Kaleb Cole was found guilty on five charges, including conspiracy, mailing threatening communications and interference with federally protected activities.

SEATTLE — A Washington man was found guilty Wednesday in a plot that targeted journalists, including a KING 5 reporter, and members of the Anti-Defamation League.

Kaleb Cole, of Arlington, was found guilty on five counts including conspiracy, three counts of mailing threatening communications and one count of interference with federally protected activities.

The jury deliberated for 90 minutes after the two-day trial, which began Monday.

Cole is believed to be the leader of the Washington chapter of the Atomwaffen Division, a small but extreme neo-Nazi hate group.

The charges relate to a plot to intimidate journalists and advocates that Cole and three others wanted to threaten in retaliation for their work exposing anti-Semitism. The group delivered threatening posters to the homes of the recipients, focusing on people who are Jewish or journalists of color.

KING 5 investigator Chris Ingalls received one of the posters after his reporting on the Atomwaffen Division in 2019.

Conspiracy is punishable by up to five years in prison, mailing a threatening communication could carry five years and interference with a federally protected activity is punishable with up to 10 years.

Three others involved in the conspiracy have been sentenced. 
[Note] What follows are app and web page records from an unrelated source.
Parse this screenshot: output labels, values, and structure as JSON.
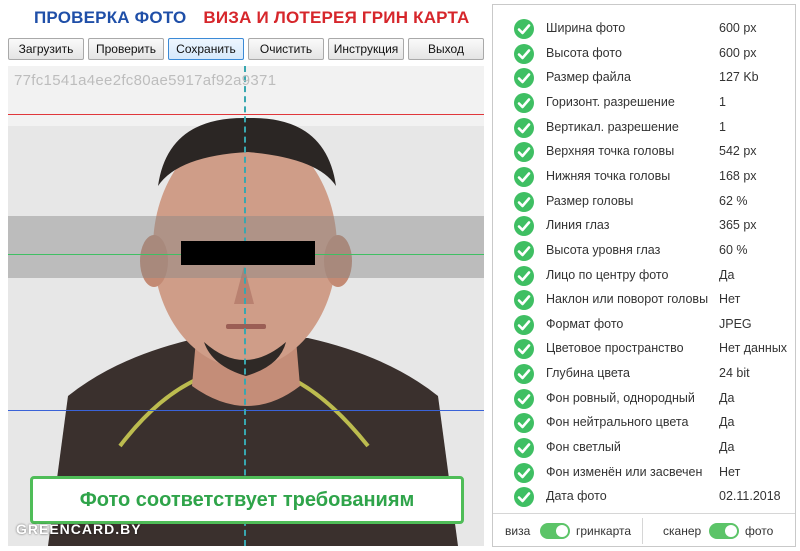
{
  "header": {
    "title_left": "ПРОВЕРКА ФОТО",
    "title_right": "ВИЗА И ЛОТЕРЕЯ ГРИН КАРТА",
    "colors": {
      "left": "#1f4fa8",
      "right": "#d6262b"
    }
  },
  "toolbar": {
    "buttons": [
      {
        "label": "Загрузить"
      },
      {
        "label": "Проверить"
      },
      {
        "label": "Сохранить",
        "active": true
      },
      {
        "label": "Очистить"
      },
      {
        "label": "Инструкция"
      },
      {
        "label": "Выход"
      }
    ]
  },
  "photo": {
    "hash": "77fc1541a4ee2fc80ae5917af92a9371",
    "guide_colors": {
      "top": "#e0373b",
      "eyes": "#3fbf63",
      "bottom": "#3a63d8",
      "center": "#38a7b0"
    },
    "site_mark": "GREENCARD.BY"
  },
  "banner": {
    "text": "Фото соответствует требованиям",
    "color": "#2fa44a"
  },
  "checks": [
    {
      "label": "Ширина фото",
      "value": "600 px"
    },
    {
      "label": "Высота фото",
      "value": "600 px"
    },
    {
      "label": "Размер файла",
      "value": "127 Kb"
    },
    {
      "label": "Горизонт. разрешение",
      "value": "1"
    },
    {
      "label": "Вертикал. разрешение",
      "value": "1"
    },
    {
      "label": "Верхняя точка головы",
      "value": "542 px"
    },
    {
      "label": "Нижняя точка головы",
      "value": "168 px"
    },
    {
      "label": "Размер головы",
      "value": "62 %"
    },
    {
      "label": "Линия глаз",
      "value": "365 px"
    },
    {
      "label": "Высота уровня глаз",
      "value": "60 %"
    },
    {
      "label": "Лицо по центру фото",
      "value": "Да"
    },
    {
      "label": "Наклон или поворот головы",
      "value": "Нет"
    },
    {
      "label": "Формат фото",
      "value": "JPEG"
    },
    {
      "label": "Цветовое пространство",
      "value": "Нет данных"
    },
    {
      "label": "Глубина цвета",
      "value": "24 bit"
    },
    {
      "label": "Фон ровный, однородный",
      "value": "Да"
    },
    {
      "label": "Фон нейтрального цвета",
      "value": "Да"
    },
    {
      "label": "Фон светлый",
      "value": "Да"
    },
    {
      "label": "Фон изменён или засвечен",
      "value": "Нет"
    },
    {
      "label": "Дата фото",
      "value": "02.11.2018"
    }
  ],
  "status_icon": "check-circle-icon",
  "status_color": "#3fbf63",
  "mode": {
    "toggle1": {
      "left": "виза",
      "right": "гринкарта",
      "on": true
    },
    "toggle2": {
      "left": "сканер",
      "right": "фото",
      "on": true
    }
  }
}
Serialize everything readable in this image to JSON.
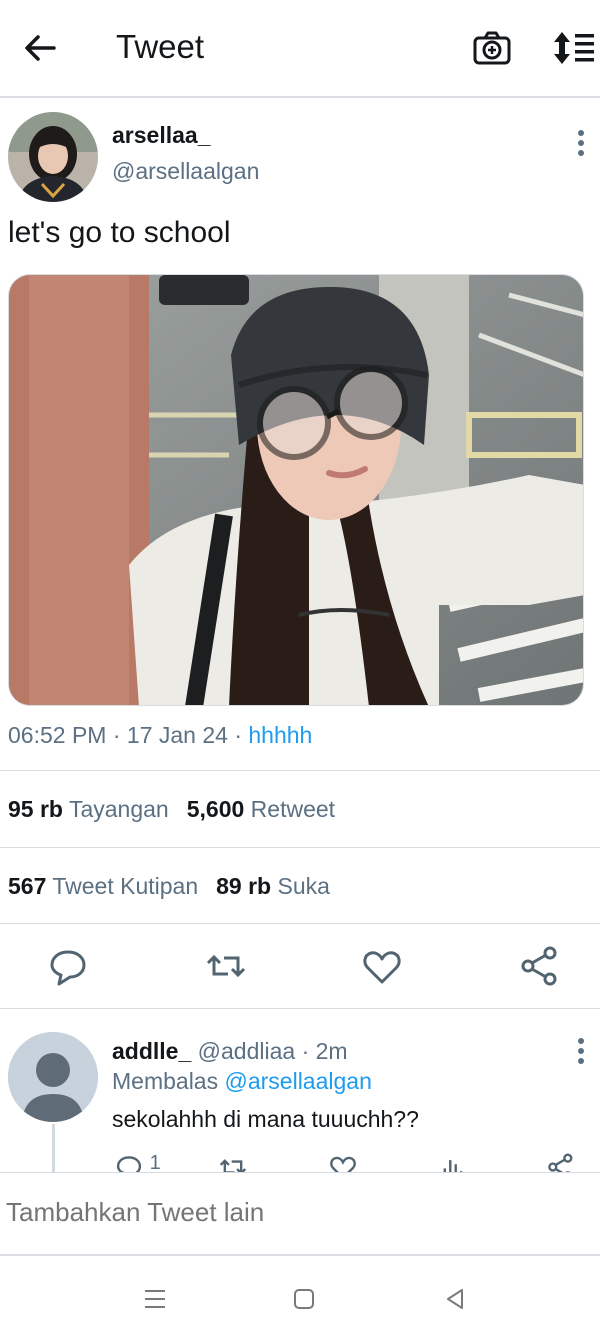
{
  "header": {
    "title": "Tweet",
    "back_icon": "arrow-left-icon",
    "camera_icon": "camera-plus-icon",
    "sort_icon": "sort-lines-icon"
  },
  "tweet": {
    "author_name": "arsellaa_",
    "author_handle": "@arsellaalgan",
    "text": "let's go to school",
    "time": "06:52 PM",
    "date": "17 Jan 24",
    "source": "hhhhh",
    "stats": {
      "views_count": "95 rb",
      "views_label": "Tayangan",
      "retweets_count": "5,600",
      "retweets_label": "Retweet",
      "quotes_count": "567",
      "quotes_label": "Tweet Kutipan",
      "likes_count": "89 rb",
      "likes_label": "Suka"
    }
  },
  "reply": {
    "name": "addlle_",
    "handle": "@addliaa",
    "time": "2m",
    "replying_prefix": "Membalas",
    "replying_to": "@arsellaalgan",
    "text": "sekolahhh di mana tuuuchh??",
    "reply_count": "1"
  },
  "compose": {
    "placeholder": "Tambahkan Tweet lain"
  },
  "colors": {
    "accent": "#1d9bf0",
    "secondary_text": "#5b7083",
    "divider": "#d9dde1"
  }
}
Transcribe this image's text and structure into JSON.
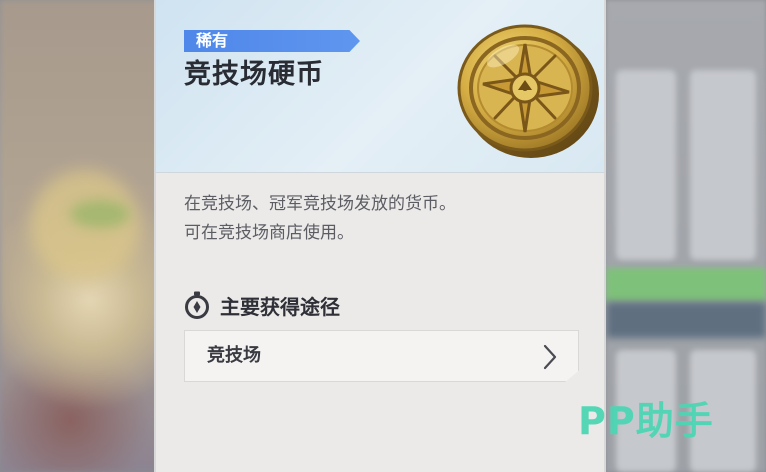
{
  "item": {
    "rarity": "稀有",
    "name": "竞技场硬币",
    "icon": "arena-coin-icon",
    "description": [
      "在竞技场、冠军竞技场发放的货币。",
      "可在竞技场商店使用。"
    ]
  },
  "sources": {
    "heading": "主要获得途径",
    "icon": "compass-icon",
    "items": [
      {
        "label": "竞技场",
        "icon": "chevron-right-icon"
      }
    ]
  },
  "watermark": "PP助手",
  "colors": {
    "rarity_tag": "#4f87ea",
    "header_bg": "#d8e8f2",
    "panel_bg": "#ebeae9",
    "watermark": "#4dd6b4",
    "coin_gold": "#c9a33c"
  }
}
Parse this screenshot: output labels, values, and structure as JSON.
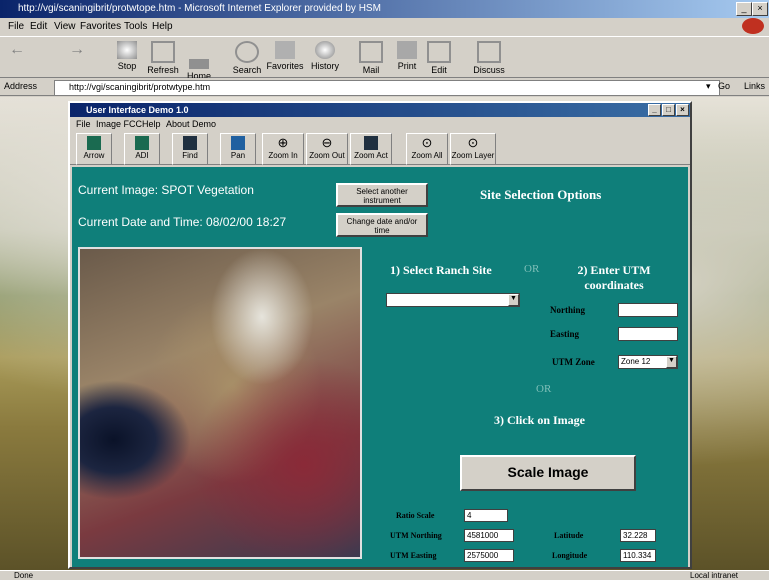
{
  "browser": {
    "title": "http://vgi/scaningibrit/protwtope.htm - Microsoft Internet Explorer provided by HSM",
    "menu": [
      "File",
      "Edit",
      "View",
      "Favorites",
      "Tools",
      "Help"
    ],
    "toolbar": [
      "Stop",
      "Refresh",
      "Home",
      "Search",
      "Favorites",
      "History",
      "Mail",
      "Print",
      "Edit",
      "Discuss"
    ],
    "address_label": "Address",
    "address_value": "http://vgi/scaningibrit/protwtype.htm",
    "go_label": "Go",
    "links_label": "Links",
    "status_left": "Done",
    "status_right": "Local intranet"
  },
  "app": {
    "title": "User Interface Demo 1.0",
    "menu": [
      "File",
      "Image FCC",
      "Help",
      "About Demo"
    ],
    "toolbar": [
      "Arrow",
      "ADI",
      "Find",
      "Pan",
      "Zoom In",
      "Zoom Out",
      "Zoom Act",
      "Zoom All",
      "Zoom Layer"
    ],
    "current_image_label": "Current Image: SPOT Vegetation",
    "current_datetime_label": "Current Date and Time: 08/02/00 18:27",
    "select_instrument_button": "Select another instrument",
    "change_datetime_button": "Change date and/or time",
    "site_options_title": "Site Selection Options",
    "option1": "1) Select Ranch Site",
    "or1": "OR",
    "option2": "2) Enter UTM coordinates",
    "northing_label": "Northing",
    "easting_label": "Easting",
    "utm_zone_label": "UTM Zone",
    "utm_zone_value": "Zone 12",
    "or2": "OR",
    "option3": "3) Click on Image",
    "scale_button": "Scale Image",
    "ratio_scale_label": "Ratio Scale",
    "ratio_scale_value": "4",
    "utm_northing_label": "UTM Northing",
    "utm_northing_value": "4581000",
    "utm_easting_label": "UTM Easting",
    "utm_easting_value": "2575000",
    "latitude_label": "Latitude",
    "latitude_value": "32.228",
    "longitude_label": "Longitude",
    "longitude_value": "110.334"
  }
}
Another Atomwaffen member, 25-year-old Cameron Shea, was sentenced to three years in prison in August. Johnny Roman Garza of Queen Creek, Arizona, was sentenced in December to 16 months in prison for affixing one of the posters on the bedroom window of a Jewish journalist. Taylor Parker-Dipeppe of Spring Hill, Florida, who attempted to deliver a flier but left it at the wrong address, received no prison time. A judge found Parker-Dipeppe, whose father and stepfather severely abused him, had suffered enough.